The answer must be every line from the entries below that contains "SimpleMovingAvg".

Records shown START

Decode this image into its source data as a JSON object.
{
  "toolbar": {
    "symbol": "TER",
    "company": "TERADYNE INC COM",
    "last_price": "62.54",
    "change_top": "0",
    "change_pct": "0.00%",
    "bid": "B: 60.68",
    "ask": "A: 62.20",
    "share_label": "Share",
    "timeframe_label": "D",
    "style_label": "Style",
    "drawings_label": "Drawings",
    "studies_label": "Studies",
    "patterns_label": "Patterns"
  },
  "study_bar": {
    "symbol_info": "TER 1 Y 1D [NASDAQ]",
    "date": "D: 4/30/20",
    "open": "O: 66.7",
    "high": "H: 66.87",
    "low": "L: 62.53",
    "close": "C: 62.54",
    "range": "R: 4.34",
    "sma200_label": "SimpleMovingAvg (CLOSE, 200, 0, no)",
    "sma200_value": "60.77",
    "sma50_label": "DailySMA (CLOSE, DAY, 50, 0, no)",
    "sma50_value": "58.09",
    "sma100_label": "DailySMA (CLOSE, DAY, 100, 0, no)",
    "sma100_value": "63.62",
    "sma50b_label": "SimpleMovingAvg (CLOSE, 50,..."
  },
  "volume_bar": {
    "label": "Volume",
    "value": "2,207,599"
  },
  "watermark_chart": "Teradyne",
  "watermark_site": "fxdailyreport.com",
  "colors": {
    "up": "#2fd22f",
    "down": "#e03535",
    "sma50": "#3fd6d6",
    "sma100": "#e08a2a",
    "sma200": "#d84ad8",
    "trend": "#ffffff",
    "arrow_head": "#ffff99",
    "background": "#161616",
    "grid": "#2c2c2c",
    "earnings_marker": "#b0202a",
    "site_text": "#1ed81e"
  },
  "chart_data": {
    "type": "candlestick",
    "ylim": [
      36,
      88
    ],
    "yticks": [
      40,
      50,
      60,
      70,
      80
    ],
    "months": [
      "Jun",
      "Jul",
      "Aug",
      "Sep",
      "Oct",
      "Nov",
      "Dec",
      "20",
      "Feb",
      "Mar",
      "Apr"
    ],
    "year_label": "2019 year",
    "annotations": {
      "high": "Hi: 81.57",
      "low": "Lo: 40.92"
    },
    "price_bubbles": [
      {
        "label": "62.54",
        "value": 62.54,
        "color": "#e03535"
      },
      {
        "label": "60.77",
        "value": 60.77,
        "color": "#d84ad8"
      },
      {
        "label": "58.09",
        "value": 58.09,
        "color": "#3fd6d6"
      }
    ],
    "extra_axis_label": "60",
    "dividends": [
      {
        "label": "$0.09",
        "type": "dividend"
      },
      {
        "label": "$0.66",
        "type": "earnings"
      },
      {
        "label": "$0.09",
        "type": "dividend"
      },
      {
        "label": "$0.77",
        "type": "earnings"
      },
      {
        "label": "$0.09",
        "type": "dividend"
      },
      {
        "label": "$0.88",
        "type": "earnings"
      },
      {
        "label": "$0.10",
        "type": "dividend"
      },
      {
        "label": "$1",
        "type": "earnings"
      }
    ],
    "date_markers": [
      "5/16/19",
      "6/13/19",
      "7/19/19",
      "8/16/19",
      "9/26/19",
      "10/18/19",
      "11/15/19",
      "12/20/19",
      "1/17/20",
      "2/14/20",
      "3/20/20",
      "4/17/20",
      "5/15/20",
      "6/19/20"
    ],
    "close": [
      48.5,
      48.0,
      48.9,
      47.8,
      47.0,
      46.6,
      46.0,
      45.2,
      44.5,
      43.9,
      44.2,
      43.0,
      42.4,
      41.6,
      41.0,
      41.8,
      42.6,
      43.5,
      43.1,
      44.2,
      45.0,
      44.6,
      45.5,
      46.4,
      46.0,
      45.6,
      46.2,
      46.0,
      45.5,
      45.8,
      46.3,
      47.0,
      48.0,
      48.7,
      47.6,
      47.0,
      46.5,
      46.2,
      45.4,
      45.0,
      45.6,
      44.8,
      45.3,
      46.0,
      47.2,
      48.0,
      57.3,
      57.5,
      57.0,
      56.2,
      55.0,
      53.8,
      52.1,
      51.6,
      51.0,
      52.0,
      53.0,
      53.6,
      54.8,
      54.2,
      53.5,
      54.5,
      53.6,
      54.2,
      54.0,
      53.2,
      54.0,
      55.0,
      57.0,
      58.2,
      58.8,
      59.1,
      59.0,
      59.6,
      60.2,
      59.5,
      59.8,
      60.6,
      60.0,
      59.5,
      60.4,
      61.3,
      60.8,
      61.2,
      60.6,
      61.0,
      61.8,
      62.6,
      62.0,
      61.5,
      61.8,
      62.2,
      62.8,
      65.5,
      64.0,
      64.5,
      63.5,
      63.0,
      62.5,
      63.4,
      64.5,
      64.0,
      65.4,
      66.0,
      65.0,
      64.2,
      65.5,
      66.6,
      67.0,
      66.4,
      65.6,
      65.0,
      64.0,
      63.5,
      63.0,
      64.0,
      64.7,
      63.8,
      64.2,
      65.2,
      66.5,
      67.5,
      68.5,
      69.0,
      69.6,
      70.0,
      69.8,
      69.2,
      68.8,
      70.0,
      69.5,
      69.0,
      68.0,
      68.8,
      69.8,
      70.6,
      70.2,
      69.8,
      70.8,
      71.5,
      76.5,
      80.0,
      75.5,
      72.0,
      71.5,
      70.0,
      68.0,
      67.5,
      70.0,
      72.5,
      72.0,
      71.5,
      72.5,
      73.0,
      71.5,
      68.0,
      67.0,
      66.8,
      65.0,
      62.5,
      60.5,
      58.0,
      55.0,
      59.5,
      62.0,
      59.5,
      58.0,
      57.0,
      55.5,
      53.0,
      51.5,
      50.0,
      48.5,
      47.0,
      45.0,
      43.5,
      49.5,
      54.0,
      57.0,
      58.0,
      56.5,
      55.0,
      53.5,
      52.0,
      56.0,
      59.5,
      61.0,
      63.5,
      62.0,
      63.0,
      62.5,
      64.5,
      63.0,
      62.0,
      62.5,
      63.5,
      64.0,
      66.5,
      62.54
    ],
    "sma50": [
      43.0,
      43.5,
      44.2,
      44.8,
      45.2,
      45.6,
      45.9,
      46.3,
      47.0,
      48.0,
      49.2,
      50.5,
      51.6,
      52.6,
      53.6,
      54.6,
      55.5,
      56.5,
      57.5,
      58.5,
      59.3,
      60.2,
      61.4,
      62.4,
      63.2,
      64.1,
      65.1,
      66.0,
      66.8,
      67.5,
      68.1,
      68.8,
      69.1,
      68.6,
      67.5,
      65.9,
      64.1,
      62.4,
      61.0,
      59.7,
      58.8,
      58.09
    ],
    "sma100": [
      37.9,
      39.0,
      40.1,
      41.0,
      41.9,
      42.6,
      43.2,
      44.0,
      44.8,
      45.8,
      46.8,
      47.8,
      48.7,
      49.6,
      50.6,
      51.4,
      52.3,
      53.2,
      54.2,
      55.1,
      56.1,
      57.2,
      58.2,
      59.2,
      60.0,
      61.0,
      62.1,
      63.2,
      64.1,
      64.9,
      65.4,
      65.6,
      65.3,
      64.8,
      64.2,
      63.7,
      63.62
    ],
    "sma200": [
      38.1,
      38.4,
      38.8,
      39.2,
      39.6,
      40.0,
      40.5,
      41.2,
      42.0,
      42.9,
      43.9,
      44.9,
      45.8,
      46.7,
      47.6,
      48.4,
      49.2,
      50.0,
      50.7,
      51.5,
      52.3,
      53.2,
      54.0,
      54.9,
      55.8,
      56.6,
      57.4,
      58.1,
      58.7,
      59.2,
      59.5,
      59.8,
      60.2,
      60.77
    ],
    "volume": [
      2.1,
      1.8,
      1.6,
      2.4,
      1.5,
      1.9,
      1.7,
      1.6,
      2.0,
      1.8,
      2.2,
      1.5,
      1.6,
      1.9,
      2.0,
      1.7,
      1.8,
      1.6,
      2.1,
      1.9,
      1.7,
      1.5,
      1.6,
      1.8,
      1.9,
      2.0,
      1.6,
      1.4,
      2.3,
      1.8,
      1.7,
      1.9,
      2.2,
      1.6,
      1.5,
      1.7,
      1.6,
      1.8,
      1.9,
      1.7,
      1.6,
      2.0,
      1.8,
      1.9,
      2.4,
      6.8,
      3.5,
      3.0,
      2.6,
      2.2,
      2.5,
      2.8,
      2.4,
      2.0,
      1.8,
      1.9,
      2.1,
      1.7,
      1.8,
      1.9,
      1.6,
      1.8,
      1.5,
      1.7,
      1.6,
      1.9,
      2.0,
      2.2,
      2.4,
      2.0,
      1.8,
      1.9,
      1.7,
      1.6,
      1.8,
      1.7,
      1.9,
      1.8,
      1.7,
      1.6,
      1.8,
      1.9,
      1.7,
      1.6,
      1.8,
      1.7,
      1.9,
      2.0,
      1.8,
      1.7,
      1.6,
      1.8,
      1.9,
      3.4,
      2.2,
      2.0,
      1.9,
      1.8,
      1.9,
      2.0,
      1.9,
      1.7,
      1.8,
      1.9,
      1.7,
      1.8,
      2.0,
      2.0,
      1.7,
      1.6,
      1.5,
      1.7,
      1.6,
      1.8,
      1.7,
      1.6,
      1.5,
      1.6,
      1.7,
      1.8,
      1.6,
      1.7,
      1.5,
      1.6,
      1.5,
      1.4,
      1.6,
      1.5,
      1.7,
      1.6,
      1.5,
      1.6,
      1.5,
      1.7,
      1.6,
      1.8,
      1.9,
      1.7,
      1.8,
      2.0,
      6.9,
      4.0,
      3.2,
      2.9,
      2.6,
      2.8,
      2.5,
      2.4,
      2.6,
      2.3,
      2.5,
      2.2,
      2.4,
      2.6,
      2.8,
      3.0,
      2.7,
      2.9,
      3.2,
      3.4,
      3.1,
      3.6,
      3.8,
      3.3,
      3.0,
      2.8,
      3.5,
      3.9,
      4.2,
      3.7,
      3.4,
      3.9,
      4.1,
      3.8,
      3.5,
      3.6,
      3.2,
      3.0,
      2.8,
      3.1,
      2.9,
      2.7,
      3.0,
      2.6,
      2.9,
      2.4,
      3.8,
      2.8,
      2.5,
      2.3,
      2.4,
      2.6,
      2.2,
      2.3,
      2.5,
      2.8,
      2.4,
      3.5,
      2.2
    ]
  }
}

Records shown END

**Answer below:**
    "sma200_label": "SimpleMovingAvg (CLOSE, 200, 0, no)",
    "sma50b_label": "SimpleMovingAvg (CLOSE, 50,..."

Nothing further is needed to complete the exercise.